My first encounter with the two happened during their very first back-to-back exhibits — “Sirkopath” and “Underfoot” at the Mono8 Gallery. Stepping into their displays of creativity was a dreamy experience in itself. August’s “Sirkopath” received onlookers with psychedelic splashes of color and bizarre illusions of humans, animals, and objects, reminiscent of the spectacle of a circus; funky, lively, yet unsettling. In utter contrast, Pauline’s “Underfoot”, situated at the innermost area of the gallery, was a place of solace, shrouding you with inner peace as you rest your eyes upon an intricate display of condemned, wasted, and decrepit materials, adorned with burns and tears, finding their place in the corners and crevices of a menial canvas. Both exhibits, albeit remarkably different, complimented each other as depictions of modern life — refined and sophisticated, yet manic and primitive.
Moving forward, they decided to merge their artistic voices, resulting in the concept and theme of their sophomore effort, What We Are.
Madness in Technicolor – August Lyle Espino
August’s approach in art is eclectic and multi-disciplinary. He employs facets of filmmaking, as well as the strategic use of color in conveying meaning into his works. He explains that his process in creating pieces is similar to that of writing a script. He stares at a blank canvas, maps its story in his head, and stamps it on; painting layers upon layers of visuals, each with its own unique course, and leading everything to a conclusion which remains a mystery until the final stroke of the brush. When asked what marks the end of each piece, he explains that there is none. Each work completes itself, and he simply ends when he deems it done.
Deranged, non-linear, and ever-branching — his art mirrors the process of growth. He believes that every individual is a culmination of the humans, animals, and objects that crossed its path. All the beings it met and will meet, all the situations it adapted and will adapt from, will ultimately cause it to morph into an amalgamation of a greater scale. No matter how beautiful, no matter how hideous the outcome may be, the process will lead an individual to rise beyond itself, to outgrow its old shell, to recover and rediscover itself anew.
Beauty Inherent in Ruin: Pauline Reynolds

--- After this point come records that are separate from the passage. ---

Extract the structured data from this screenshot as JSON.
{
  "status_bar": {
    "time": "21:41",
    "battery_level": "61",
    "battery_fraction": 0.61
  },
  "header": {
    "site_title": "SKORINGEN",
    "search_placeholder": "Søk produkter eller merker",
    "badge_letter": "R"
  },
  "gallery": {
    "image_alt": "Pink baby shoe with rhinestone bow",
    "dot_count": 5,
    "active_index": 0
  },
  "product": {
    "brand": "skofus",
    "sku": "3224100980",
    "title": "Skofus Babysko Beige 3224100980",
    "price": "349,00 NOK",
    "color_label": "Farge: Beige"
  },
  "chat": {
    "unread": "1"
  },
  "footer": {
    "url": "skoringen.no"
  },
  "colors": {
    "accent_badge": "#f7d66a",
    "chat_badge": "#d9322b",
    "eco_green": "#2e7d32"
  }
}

In her early days as an artist, Pauline primarily focused on painting and sketching, incorporating a greater deal of realism onto her works. Only recently did she start venturing off to mixed media, after realizing that this art form allowed her to be more raw, visceral, and free. She explains that her process involves deep introspection and grounding. In the studio, she surrounds herself with found objects, figures and details ripped from vintage magazines, and decrepit pieces of wood, tiles, and debris, all of which she personally sought and hand-picked. She then layers and positions each piece intricately, in a manner where the existence of one accentuates the other.
A union of discarded materials and mementos, of mere fragments of what once was — Pauline’s works mirror the process of change. She explains that she sees each of her pieces as an altar, an ode to the passage of time. She creates with a deep sentimentality that emanates through every detail of every unlikely sculpture she creates, and the way she sees beauty in even the most mundane of objects makes anyone re-think the worth of even the most ruined and broken of things, even of themselves.

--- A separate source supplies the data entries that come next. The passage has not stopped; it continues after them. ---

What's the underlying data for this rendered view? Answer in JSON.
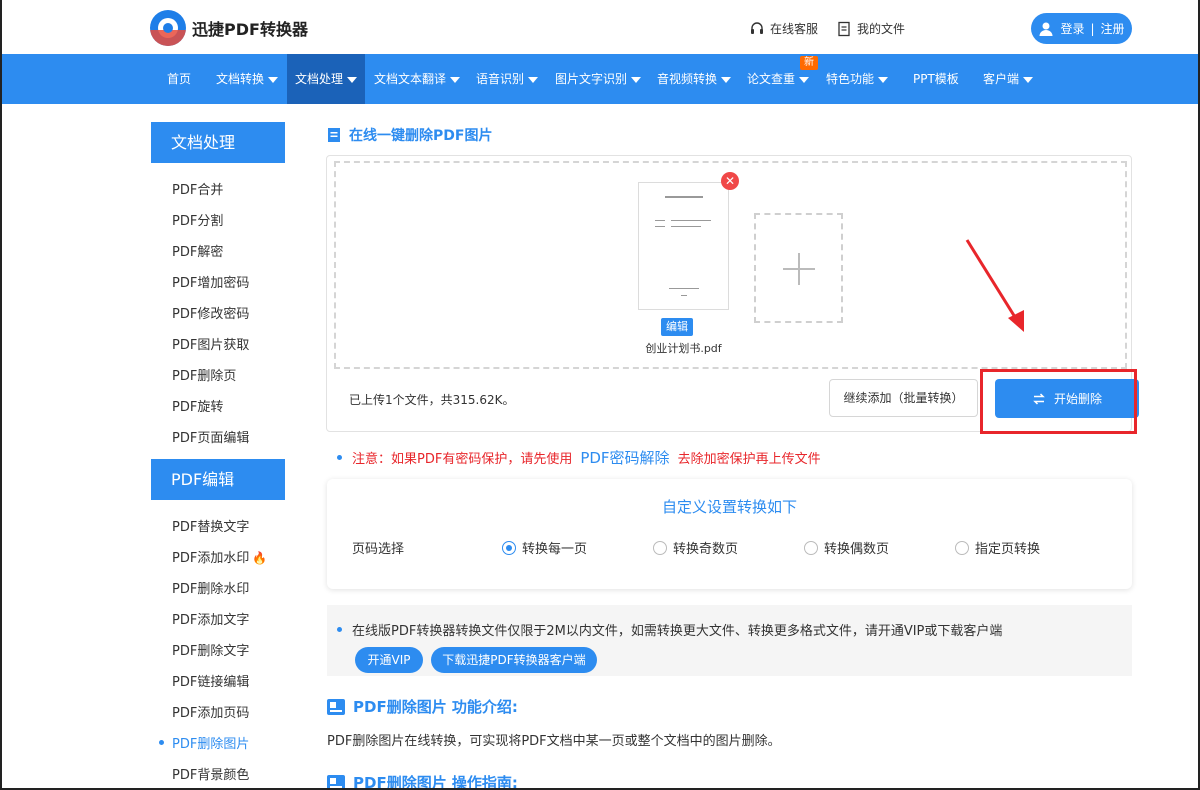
{
  "header": {
    "logo_text": "迅捷PDF转换器",
    "online_service": "在线客服",
    "my_files": "我的文件",
    "login": "登录",
    "register": "注册"
  },
  "nav": {
    "items": [
      {
        "label": "首页",
        "dropdown": false
      },
      {
        "label": "文档转换",
        "dropdown": true
      },
      {
        "label": "文档处理",
        "dropdown": true,
        "active": true
      },
      {
        "label": "文档文本翻译",
        "dropdown": true
      },
      {
        "label": "语音识别",
        "dropdown": true
      },
      {
        "label": "图片文字识别",
        "dropdown": true
      },
      {
        "label": "音视频转换",
        "dropdown": true
      },
      {
        "label": "论文查重",
        "dropdown": true
      },
      {
        "label": "特色功能",
        "dropdown": true
      },
      {
        "label": "PPT模板",
        "dropdown": false
      },
      {
        "label": "客户端",
        "dropdown": true
      }
    ],
    "new_badge": "新"
  },
  "sidebar": {
    "group1_title": "文档处理",
    "group1_items": [
      "PDF合并",
      "PDF分割",
      "PDF解密",
      "PDF增加密码",
      "PDF修改密码",
      "PDF图片获取",
      "PDF删除页",
      "PDF旋转",
      "PDF页面编辑"
    ],
    "group2_title": "PDF编辑",
    "group2_items": [
      "PDF替换文字",
      "PDF添加水印",
      "PDF删除水印",
      "PDF添加文字",
      "PDF删除文字",
      "PDF链接编辑",
      "PDF添加页码",
      "PDF删除图片",
      "PDF背景颜色"
    ],
    "current": "PDF删除图片"
  },
  "main": {
    "title": "在线一键删除PDF图片",
    "file": {
      "name": "创业计划书.pdf",
      "edit_label": "编辑"
    },
    "status": "已上传1个文件，共315.62K。",
    "continue_button": "继续添加（批量转换）",
    "start_button": "开始删除",
    "notice": {
      "part1": "注意：如果PDF有密码保护，请先使用",
      "link": "PDF密码解除",
      "part2": "去除加密保护再上传文件"
    },
    "settings": {
      "title": "自定义设置转换如下",
      "label": "页码选择",
      "options": [
        "转换每一页",
        "转换奇数页",
        "转换偶数页",
        "指定页转换"
      ],
      "selected": "转换每一页"
    },
    "limit": {
      "text": "在线版PDF转换器转换文件仅限于2M以内文件，如需转换更大文件、转换更多格式文件，请开通VIP或下载客户端",
      "vip_button": "开通VIP",
      "download_button": "下载迅捷PDF转换器客户端"
    },
    "intro": {
      "title": "PDF删除图片 功能介绍:",
      "text": "PDF删除图片在线转换，可实现将PDF文档中某一页或整个文档中的图片删除。",
      "guide_title": "PDF删除图片 操作指南:"
    }
  },
  "colors": {
    "brand_blue": "#2d8cf0",
    "nav_active": "#1b62b8",
    "highlight_red": "#e8262b",
    "badge_orange": "#ff6a00"
  }
}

What We Are
In their most recent feat, August and Pauline were challenged to rediscover the layers and dynamics of their own lives, and to visually present the identities they’ve formed at this point in time. WHAT WE ARE is an exploration of these identities. It illustrates how every person is an outcome of their circumstances, and how the perpetual cycle of events in our lives confine us in a state of constant growth and change.
Each piece in this exhibit is a reflection of the artists’ selves. Each of their adorned canvasses is a depiction of their inner psyche, as well as an embodiment of the nature of their relationship. Erratic and incongruous, yet intimate and sentimental — their works consist of fractions of their identities merging, clashing, and thriving in a single space — an outcome of their coexistence with other beings, things, and occurrences that impacted their lives. It is a culmination of the ideas, beliefs, and experiences that led the artists to become who they are today, which will soon be a memoir of who they once were.
What We Are will be up until the 8th of March, 2020. Catch this exhibit, along with many others, at Vinyl On Vinyl Gallery.
Business Name: Vinyl On Vinyl Gallery
Address: 2241 La Fuerza Chino Roces Avenue, 1231 Makati, Philippines
Contact Number: (082)260 0020
Operating Hours: 12:00pm – 5:00pm